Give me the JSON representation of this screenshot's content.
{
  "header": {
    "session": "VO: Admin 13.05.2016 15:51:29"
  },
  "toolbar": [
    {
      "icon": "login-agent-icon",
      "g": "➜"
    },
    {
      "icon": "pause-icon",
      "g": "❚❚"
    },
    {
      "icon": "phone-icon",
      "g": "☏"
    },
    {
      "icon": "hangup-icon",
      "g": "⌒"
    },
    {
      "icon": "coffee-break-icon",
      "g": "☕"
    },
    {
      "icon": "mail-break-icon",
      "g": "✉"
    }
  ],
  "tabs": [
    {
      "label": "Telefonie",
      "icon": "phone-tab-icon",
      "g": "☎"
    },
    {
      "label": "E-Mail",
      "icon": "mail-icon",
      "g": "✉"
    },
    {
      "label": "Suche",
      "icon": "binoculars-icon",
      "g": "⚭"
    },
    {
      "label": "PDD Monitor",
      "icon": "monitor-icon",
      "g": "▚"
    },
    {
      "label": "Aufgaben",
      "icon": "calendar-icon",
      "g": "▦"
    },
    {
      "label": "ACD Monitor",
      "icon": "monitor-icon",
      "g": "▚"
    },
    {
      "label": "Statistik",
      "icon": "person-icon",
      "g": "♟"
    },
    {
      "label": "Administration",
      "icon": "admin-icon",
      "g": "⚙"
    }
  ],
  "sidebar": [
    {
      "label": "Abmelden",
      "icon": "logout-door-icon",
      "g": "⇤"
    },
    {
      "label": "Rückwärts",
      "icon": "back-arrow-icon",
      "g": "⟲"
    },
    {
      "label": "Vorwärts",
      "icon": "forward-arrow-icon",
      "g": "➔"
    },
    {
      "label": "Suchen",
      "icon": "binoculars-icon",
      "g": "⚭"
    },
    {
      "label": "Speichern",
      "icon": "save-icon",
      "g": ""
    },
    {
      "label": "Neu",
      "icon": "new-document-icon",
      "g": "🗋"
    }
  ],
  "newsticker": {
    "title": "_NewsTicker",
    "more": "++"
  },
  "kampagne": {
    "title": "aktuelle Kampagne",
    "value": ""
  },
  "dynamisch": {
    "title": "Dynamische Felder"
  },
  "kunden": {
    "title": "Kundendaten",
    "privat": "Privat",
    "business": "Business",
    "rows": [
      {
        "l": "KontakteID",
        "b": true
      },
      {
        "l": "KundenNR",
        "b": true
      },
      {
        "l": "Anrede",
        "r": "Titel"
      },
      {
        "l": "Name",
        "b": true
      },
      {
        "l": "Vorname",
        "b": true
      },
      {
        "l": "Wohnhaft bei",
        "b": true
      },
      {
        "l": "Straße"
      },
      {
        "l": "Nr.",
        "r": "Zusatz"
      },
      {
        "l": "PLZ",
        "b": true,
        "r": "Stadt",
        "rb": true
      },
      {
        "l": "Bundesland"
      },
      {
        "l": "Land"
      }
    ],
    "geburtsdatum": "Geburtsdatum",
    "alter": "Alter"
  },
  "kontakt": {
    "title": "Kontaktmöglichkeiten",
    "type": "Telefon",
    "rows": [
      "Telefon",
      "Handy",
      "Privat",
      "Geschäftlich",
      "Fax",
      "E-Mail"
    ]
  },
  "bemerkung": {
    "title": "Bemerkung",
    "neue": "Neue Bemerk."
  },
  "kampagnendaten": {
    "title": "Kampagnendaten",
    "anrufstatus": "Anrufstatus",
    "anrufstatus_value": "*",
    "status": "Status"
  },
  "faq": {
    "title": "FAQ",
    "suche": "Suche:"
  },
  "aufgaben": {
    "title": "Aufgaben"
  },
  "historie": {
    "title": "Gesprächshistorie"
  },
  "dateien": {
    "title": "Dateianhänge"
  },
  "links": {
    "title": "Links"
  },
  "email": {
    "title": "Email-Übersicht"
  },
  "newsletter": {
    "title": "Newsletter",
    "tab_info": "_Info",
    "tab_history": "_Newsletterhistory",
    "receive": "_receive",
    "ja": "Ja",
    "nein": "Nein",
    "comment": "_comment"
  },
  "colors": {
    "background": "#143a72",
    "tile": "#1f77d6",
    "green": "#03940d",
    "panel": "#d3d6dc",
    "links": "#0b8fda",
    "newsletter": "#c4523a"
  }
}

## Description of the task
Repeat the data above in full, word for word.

## Response to this exercise
Give me the JSON representation of this screenshot's content.
{
  "header": {
    "session": "VO: Admin 13.05.2016 15:51:29"
  },
  "toolbar": [
    {
      "icon": "login-agent-icon",
      "g": "➜"
    },
    {
      "icon": "pause-icon",
      "g": "❚❚"
    },
    {
      "icon": "phone-icon",
      "g": "☏"
    },
    {
      "icon": "hangup-icon",
      "g": "⌒"
    },
    {
      "icon": "coffee-break-icon",
      "g": "☕"
    },
    {
      "icon": "mail-break-icon",
      "g": "✉"
    }
  ],
  "tabs": [
    {
      "label": "Telefonie",
      "icon": "phone-tab-icon",
      "g": "☎"
    },
    {
      "label": "E-Mail",
      "icon": "mail-icon",
      "g": "✉"
    },
    {
      "label": "Suche",
      "icon": "binoculars-icon",
      "g": "⚭"
    },
    {
      "label": "PDD Monitor",
      "icon": "monitor-icon",
      "g": "▚"
    },
    {
      "label": "Aufgaben",
      "icon": "calendar-icon",
      "g": "▦"
    },
    {
      "label": "ACD Monitor",
      "icon": "monitor-icon",
      "g": "▚"
    },
    {
      "label": "Statistik",
      "icon": "person-icon",
      "g": "♟"
    },
    {
      "label": "Administration",
      "icon": "admin-icon",
      "g": "⚙"
    }
  ],
  "sidebar": [
    {
      "label": "Abmelden",
      "icon": "logout-door-icon",
      "g": "⇤"
    },
    {
      "label": "Rückwärts",
      "icon": "back-arrow-icon",
      "g": "⟲"
    },
    {
      "label": "Vorwärts",
      "icon": "forward-arrow-icon",
      "g": "➔"
    },
    {
      "label": "Suchen",
      "icon": "binoculars-icon",
      "g": "⚭"
    },
    {
      "label": "Speichern",
      "icon": "save-icon",
      "g": ""
    },
    {
      "label": "Neu",
      "icon": "new-document-icon",
      "g": "🗋"
    }
  ],
  "newsticker": {
    "title": "_NewsTicker",
    "more": "++"
  },
  "kampagne": {
    "title": "aktuelle Kampagne",
    "value": ""
  },
  "dynamisch": {
    "title": "Dynamische Felder"
  },
  "kunden": {
    "title": "Kundendaten",
    "privat": "Privat",
    "business": "Business",
    "rows": [
      {
        "l": "KontakteID",
        "b": true
      },
      {
        "l": "KundenNR",
        "b": true
      },
      {
        "l": "Anrede",
        "r": "Titel"
      },
      {
        "l": "Name",
        "b": true
      },
      {
        "l": "Vorname",
        "b": true
      },
      {
        "l": "Wohnhaft bei",
        "b": true
      },
      {
        "l": "Straße"
      },
      {
        "l": "Nr.",
        "r": "Zusatz"
      },
      {
        "l": "PLZ",
        "b": true,
        "r": "Stadt",
        "rb": true
      },
      {
        "l": "Bundesland"
      },
      {
        "l": "Land"
      }
    ],
    "geburtsdatum": "Geburtsdatum",
    "alter": "Alter"
  },
  "kontakt": {
    "title": "Kontaktmöglichkeiten",
    "type": "Telefon",
    "rows": [
      "Telefon",
      "Handy",
      "Privat",
      "Geschäftlich",
      "Fax",
      "E-Mail"
    ]
  },
  "bemerkung": {
    "title": "Bemerkung",
    "neue": "Neue Bemerk."
  },
  "kampagnendaten": {
    "title": "Kampagnendaten",
    "anrufstatus": "Anrufstatus",
    "anrufstatus_value": "*",
    "status": "Status"
  },
  "faq": {
    "title": "FAQ",
    "suche": "Suche:"
  },
  "aufgaben": {
    "title": "Aufgaben"
  },
  "historie": {
    "title": "Gesprächshistorie"
  },
  "dateien": {
    "title": "Dateianhänge"
  },
  "links": {
    "title": "Links"
  },
  "email": {
    "title": "Email-Übersicht"
  },
  "newsletter": {
    "title": "Newsletter",
    "tab_info": "_Info",
    "tab_history": "_Newsletterhistory",
    "receive": "_receive",
    "ja": "Ja",
    "nein": "Nein",
    "comment": "_comment"
  },
  "colors": {
    "background": "#143a72",
    "tile": "#1f77d6",
    "green": "#03940d",
    "panel": "#d3d6dc",
    "links": "#0b8fda",
    "newsletter": "#c4523a"
  }
}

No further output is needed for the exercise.